Angela Johnson, PhD
Angela Johnson specializes in experimental, quasi-experimental, and mixed methods research designs. Her research focuses on identifying and reducing inequality. Much of her work is done in partnership with schools and districts, with an aim to produce findings that immediately inform practice and policy. Her ongoing projects examine academic opportunities and achievement growth for students with diverse needs, such as English Learners and students eligible for Special Education services. Before embarking on a full-time research career, she was a teacher for many years. She taught English as a second language in the US and abroad for a decade. More recently, she taught a variety of graduate-level courses on economics of education and quantitative research methods.
Dr. Johnson holds a PhD in economics of education from Stanford University and master’s degrees in economics and teaching English to speakers of other languages (TESOL) from the University of Southern California.
Publications by Angela Johnson
Using achievement data from fall and spring of grades K-8 for 840,000 students in 8,800 public schools, this study provides novel evidence on how achievement and growth differ between rural and nonrural schools. Rural students start kindergarten slightly ahead of nonrural students but fall behind by middle school. The divergence is driven by larger summer losses for rural students. In both rural and nonrural schools, Black–White achievement gaps widen during the school year.
This report examines the academic impact of the COVID-19 pandemic on Black, Indigenous, and people of color (BIPOC) students, with the goal of documenting achievement trends to provide leaders and policymakers with evidence to guide action to address educational inequities for BIPOC students.
Supporting COVID-19 recovery for students with disabilities: Research findings, policy recommendations, and lessons from the ground
In this webinar by the Alliance for Excellent Education, NWEA, and the National Center for Learning disabilities, learn about recent research on academic growth for students in special education before the pandemic and implications for policies and practices designed to spur COVID-19 recovery.
New research examining academic achievement and growth of students in special education and their peers who were never in special education during each school year and summer in grades K-4 shows that students with disabilities grow as much or more academically during the school year than their peers without disabilities during some years, but that steeper summer learning losses for students with disabilities contribute to widening disparities.

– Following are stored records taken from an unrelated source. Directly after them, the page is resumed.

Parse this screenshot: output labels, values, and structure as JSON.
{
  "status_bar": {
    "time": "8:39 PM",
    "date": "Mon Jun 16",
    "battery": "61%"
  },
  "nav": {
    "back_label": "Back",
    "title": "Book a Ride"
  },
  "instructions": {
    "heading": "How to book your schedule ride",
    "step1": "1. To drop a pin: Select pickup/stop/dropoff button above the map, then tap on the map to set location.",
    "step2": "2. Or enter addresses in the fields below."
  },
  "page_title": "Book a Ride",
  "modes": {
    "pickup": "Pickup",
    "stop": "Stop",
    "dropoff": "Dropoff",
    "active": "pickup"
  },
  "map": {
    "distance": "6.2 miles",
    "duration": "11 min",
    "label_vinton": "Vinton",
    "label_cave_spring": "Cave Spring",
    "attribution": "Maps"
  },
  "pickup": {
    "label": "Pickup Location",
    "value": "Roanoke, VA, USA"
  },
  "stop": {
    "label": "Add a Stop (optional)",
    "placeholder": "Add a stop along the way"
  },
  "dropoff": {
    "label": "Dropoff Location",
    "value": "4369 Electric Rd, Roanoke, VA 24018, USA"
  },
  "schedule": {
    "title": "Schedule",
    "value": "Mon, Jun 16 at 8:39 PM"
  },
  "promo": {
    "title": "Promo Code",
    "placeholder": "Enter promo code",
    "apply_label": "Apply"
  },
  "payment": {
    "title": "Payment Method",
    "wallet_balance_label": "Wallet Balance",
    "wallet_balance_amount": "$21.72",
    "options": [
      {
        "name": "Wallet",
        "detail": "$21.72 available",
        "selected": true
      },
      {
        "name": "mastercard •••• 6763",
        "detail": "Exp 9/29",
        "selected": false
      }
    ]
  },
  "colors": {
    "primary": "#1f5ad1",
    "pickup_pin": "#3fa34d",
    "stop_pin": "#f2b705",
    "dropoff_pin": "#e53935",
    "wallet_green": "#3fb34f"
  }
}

This study compares within- and across-years academic growth for students who were ever in special education (ever-SPED) to students who were never in special education (never-SPED) in grades K-4. Ever-SPED students grew more in math and reading than never-SPED students during many school years, but lost more learning during every summer than their peers, leading to expanding disparities. These findings suggest that summer learning opportunities are crucial for improving educational outcomes for students with disabilities.
This study identifies students’ academic trajectories in the middle grades relative to a set of college readiness benchmarks. We apply math and reading college readiness benchmarks to rich longitudinal data for more than 360,000 students across the nation. Student-level and school-level demographic characteristics significantly predict academic trajectories.
Among the many ways in which schools are being transformed by the COVID-19 pandemic, the change in kindergarten enrollment is likely to have important consequences in classrooms across the nation. Because the academic and nonacademic skills students develop in their preschool and early elementary school years are foundational to important longer-term outcomes, understanding these changes and finding ways to effectively support our youngest students’ learning is critical for educators and leaders. Drawing on recent research, we offer four timely considerations for district, school, and classroom leaders.